The Canadian firm translated the success of its US grocery-anchored business to Germany with a 67-property portfolio purchase.

Slate Asset Management, a Toronto-based private real estate investor, has made its first overseas purchase, the firm said last week.

The firm purchased 67 predominantly grocery-anchored retail properties throughout Germany. The acquisition price was not disclosed, but PERE understands that it was more than €100 million.

Slate had previously focused its investment on Canadian and US real estate. Starting in 2011, the firm assembled a 65-property portfolio in secondary markets – such as suburban Detroit and Minneapolis –through a series of private funds with Canadian investors. The firm ultimately listed those investment vehicles on the Toronto Stock Exchange as Slate Retail REIT, a Canadian real estate investment trust, which it continues to manage.

“With the volatility of capital markets globally, one of the safest places to have capital is in grocery-anchored real estate because people have to eat,” Katie Talbot, an associate at Slate, told PERE.

To translate this investment strategy for the German market, the firm opened a Frankfurt office last month and researched the differences between the property type in Germany and the US. Talbot said German grocery stores are significantly smaller, but because shoppers buy food more frequently than their American counterparts, proximity to consumers is critical and there are more stores per person than in the US.
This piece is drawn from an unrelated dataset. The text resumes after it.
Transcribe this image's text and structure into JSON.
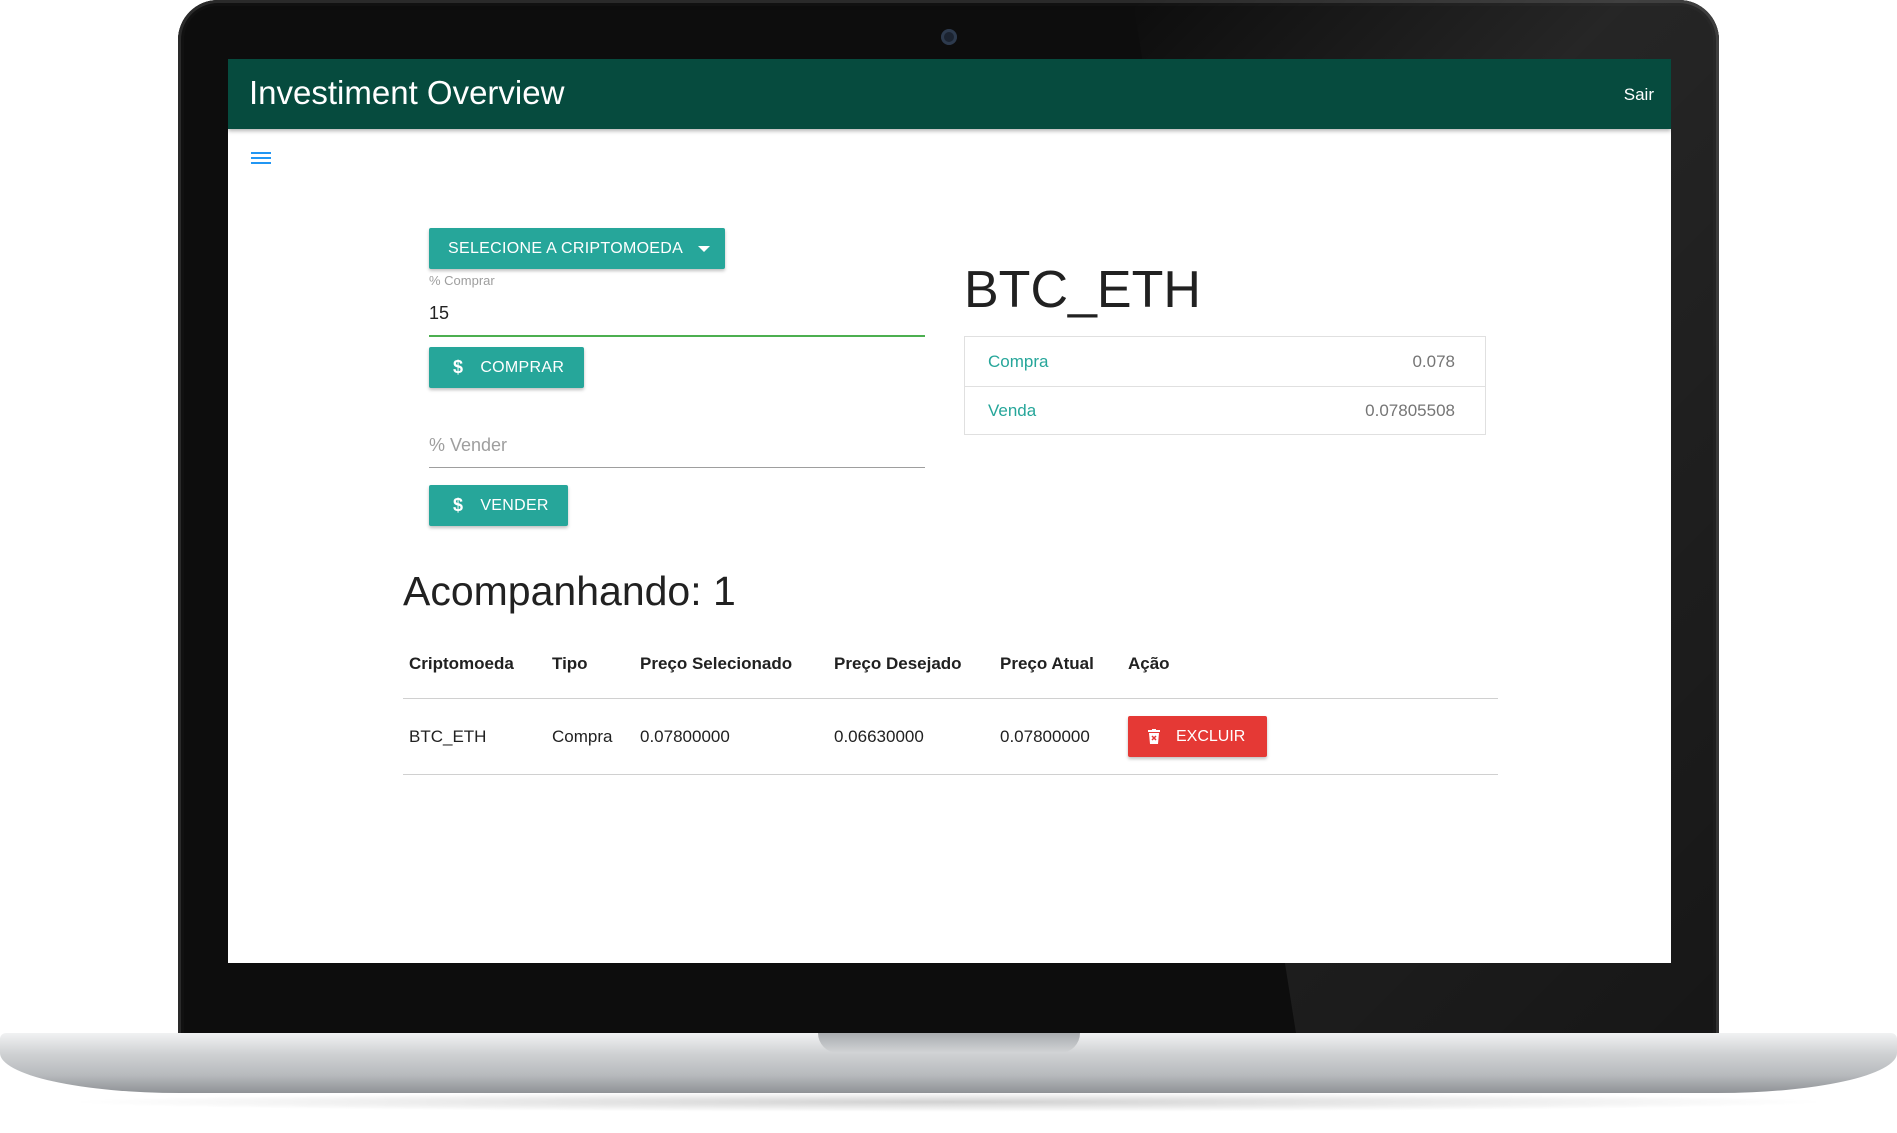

Capital for the acquisition came from Slate European Real Estate Limited Partnership I, a value-added fund created specifically for the first European purchase. Slate raised capital from a Canadian investor base that was 30 percent institutions and a mix of high net worth individuals and family endowments. After the success of the first fund and acquisition, Slate is considering other investments across Europe and across property types. As the firm finds new opportunities, it will raise new funds.

“Quite frankly, the closed-end fund market in Canada is pretty scarce right now, so people are craving opportunities,” Peter Tsoulogiannis, one of the firm’s vice presidents, told PERE. “Now we’re well into the dealflow and people take us even more seriously than they did a few weeks ago.”

Slate is currently raising an opportunistic fund to focus on Canadian real estate, sources familiar with the situation told PERE. The vehicle, which has a $300 million target, currently has about $150 million in commitments, with a first close planned by the end of the year, the sources added.

Two unnamed Canadian pensions and one other institutional investor have committed capital to the fund. With capital from the vehicle, Slate has purchased eight acres of property in suburban Toronto, where the firm plans to build four residential towers.

The firm invests in between 5 percent and 10 percent of each fund. Across its vehicles, Slate’s exit strategy remains the same: “Our goal is to make our investors money,” Talbot said. “Whatever path unlocks the most value is the one we’re going to take.”

Slate has about $3.5 billion in assets under management, according to last week’s statement.